The Jewish-Arab NGO the Abraham Initiatives called Saturday for the Shin Bet security service to be tasked with rooting out organized crimes in the Arab communities, if the Arab leadership agreed to it. “In the past the possibility was considered in Israel of the Shin Bet assisting the fight against organized crime by using the technological intelligence means at its disposal,” the NGO said. “In light of the deteriorating situation, the Abraham Initiatives calls for making use of these capabilities the Shin Bet has, in coordination with and backed by the Arab leadership, by means of special agreements limited in time, so uproot crime in the Arab communities now,” the NGO said.

The Council of Arab Mayors said that the proposal has not been discussed, and many are against it. “If the Shin Bet wants to interfere, it won’t wait for anybody, and it’s not our role to coordinate such a thing," the mayor of an Arab city told Haaretz.

Dozens of people took to the streets Friday in Umm al-Fahm in protest of the shooting, sparking clashes with a large police contingent.
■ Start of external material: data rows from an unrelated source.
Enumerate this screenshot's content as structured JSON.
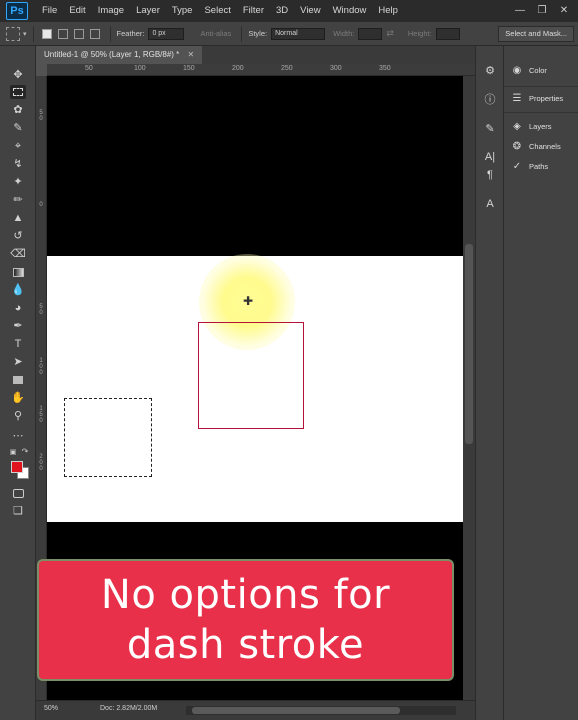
{
  "app": {
    "logo": "Ps",
    "menu": [
      "File",
      "Edit",
      "Image",
      "Layer",
      "Type",
      "Select",
      "Filter",
      "3D",
      "View",
      "Window",
      "Help"
    ],
    "window_controls": [
      "minimize-icon",
      "restore-icon",
      "close-icon"
    ]
  },
  "options": {
    "feather_label": "Feather:",
    "feather_value": "0 px",
    "antialias_label": "Anti-alias",
    "style_label": "Style:",
    "style_value": "Normal",
    "width_label": "Width:",
    "height_label": "Height:",
    "select_mask": "Select and Mask..."
  },
  "document": {
    "tab_title": "Untitled-1 @ 50% (Layer 1, RGB/8#) *",
    "ruler_top": [
      "50",
      "100",
      "150",
      "200",
      "250",
      "300",
      "350"
    ],
    "ruler_left": [
      "50",
      "0",
      "50",
      "100",
      "150",
      "200"
    ]
  },
  "status": {
    "zoom": "50%",
    "doc_size": "Doc: 2.82M/2.00M"
  },
  "panels": {
    "color": "Color",
    "properties": "Properties",
    "layers": "Layers",
    "channels": "Channels",
    "paths": "Paths"
  },
  "caption": {
    "line1": "No options for",
    "line2": "dash stroke"
  },
  "colors": {
    "foreground": "#e0141e",
    "background": "#ffffff",
    "caption_bg": "#e8304a"
  }
}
The protesters marched from the main square at the entrance to the city and held prayers on the main highway, road 65, blocking the road for a short time. The police said that protesters threw stones and bottles at officers who used force to disperse the crowd. Four protesters were arrested.

Lawmaker Yousef Jabareen (Joint List), who lives in Umm al-Fahm, criticized the police, asking “Why do they disappear when we need them to collect weapons and smash the crime organizations, but then appear en masse to disperse demonstrations?”

The protest against violence began in Umm al-Fahm about two weeks ago, after the city’s former deputy mayor, Suleiman Agbaria, was shot and seriously wounded by unknown assailants on the second week of protests after Friday prayers.

Last year there were 95 murders in Israeli Arab communities, the highest number in 20 years.